### Work item
Check each line below for the word "data", and copy those that have it.

### Material provided
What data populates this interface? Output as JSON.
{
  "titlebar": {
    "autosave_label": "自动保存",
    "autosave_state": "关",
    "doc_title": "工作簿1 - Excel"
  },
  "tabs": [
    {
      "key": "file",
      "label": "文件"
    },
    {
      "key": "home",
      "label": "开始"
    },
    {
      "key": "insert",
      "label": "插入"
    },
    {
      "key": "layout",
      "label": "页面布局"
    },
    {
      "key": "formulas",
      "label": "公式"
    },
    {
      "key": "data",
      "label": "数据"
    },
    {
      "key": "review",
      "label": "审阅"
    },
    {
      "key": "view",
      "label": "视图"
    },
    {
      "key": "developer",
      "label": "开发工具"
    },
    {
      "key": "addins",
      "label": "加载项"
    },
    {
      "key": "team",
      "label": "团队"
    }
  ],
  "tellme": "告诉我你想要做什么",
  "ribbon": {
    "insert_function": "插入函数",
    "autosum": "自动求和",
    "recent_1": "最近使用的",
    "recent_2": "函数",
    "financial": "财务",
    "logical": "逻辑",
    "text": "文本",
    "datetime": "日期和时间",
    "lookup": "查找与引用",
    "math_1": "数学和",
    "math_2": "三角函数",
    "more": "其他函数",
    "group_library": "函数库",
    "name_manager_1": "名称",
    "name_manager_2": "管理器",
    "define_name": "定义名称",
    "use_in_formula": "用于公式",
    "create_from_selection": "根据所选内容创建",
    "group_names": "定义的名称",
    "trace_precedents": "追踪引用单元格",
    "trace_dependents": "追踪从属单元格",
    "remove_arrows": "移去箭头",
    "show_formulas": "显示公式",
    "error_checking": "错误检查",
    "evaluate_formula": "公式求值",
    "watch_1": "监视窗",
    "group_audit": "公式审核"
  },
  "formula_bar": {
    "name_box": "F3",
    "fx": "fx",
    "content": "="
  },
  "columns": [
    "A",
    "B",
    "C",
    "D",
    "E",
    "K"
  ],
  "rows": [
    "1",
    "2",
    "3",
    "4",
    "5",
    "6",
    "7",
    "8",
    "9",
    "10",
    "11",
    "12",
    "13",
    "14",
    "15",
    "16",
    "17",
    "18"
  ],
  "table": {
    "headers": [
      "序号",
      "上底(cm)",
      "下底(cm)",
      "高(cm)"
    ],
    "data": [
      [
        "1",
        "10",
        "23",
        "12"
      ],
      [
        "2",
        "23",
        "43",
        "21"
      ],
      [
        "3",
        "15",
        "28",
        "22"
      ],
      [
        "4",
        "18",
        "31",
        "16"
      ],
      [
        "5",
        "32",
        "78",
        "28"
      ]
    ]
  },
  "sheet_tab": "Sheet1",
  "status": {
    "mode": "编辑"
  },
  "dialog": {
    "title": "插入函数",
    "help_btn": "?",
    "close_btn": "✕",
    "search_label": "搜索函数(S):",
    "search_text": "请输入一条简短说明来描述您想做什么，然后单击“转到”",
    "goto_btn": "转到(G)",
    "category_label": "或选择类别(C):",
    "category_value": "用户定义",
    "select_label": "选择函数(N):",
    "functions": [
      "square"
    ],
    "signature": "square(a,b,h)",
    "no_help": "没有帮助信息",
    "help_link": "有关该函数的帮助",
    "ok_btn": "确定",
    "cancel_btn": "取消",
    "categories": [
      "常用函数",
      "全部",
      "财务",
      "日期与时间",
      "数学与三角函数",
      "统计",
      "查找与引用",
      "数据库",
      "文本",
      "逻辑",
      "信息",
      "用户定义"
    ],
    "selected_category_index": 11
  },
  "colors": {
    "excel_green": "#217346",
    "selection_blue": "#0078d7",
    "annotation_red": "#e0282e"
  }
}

### Response to this task
What data populates this interface? Output as JSON.
      "key": "data",
    "data": [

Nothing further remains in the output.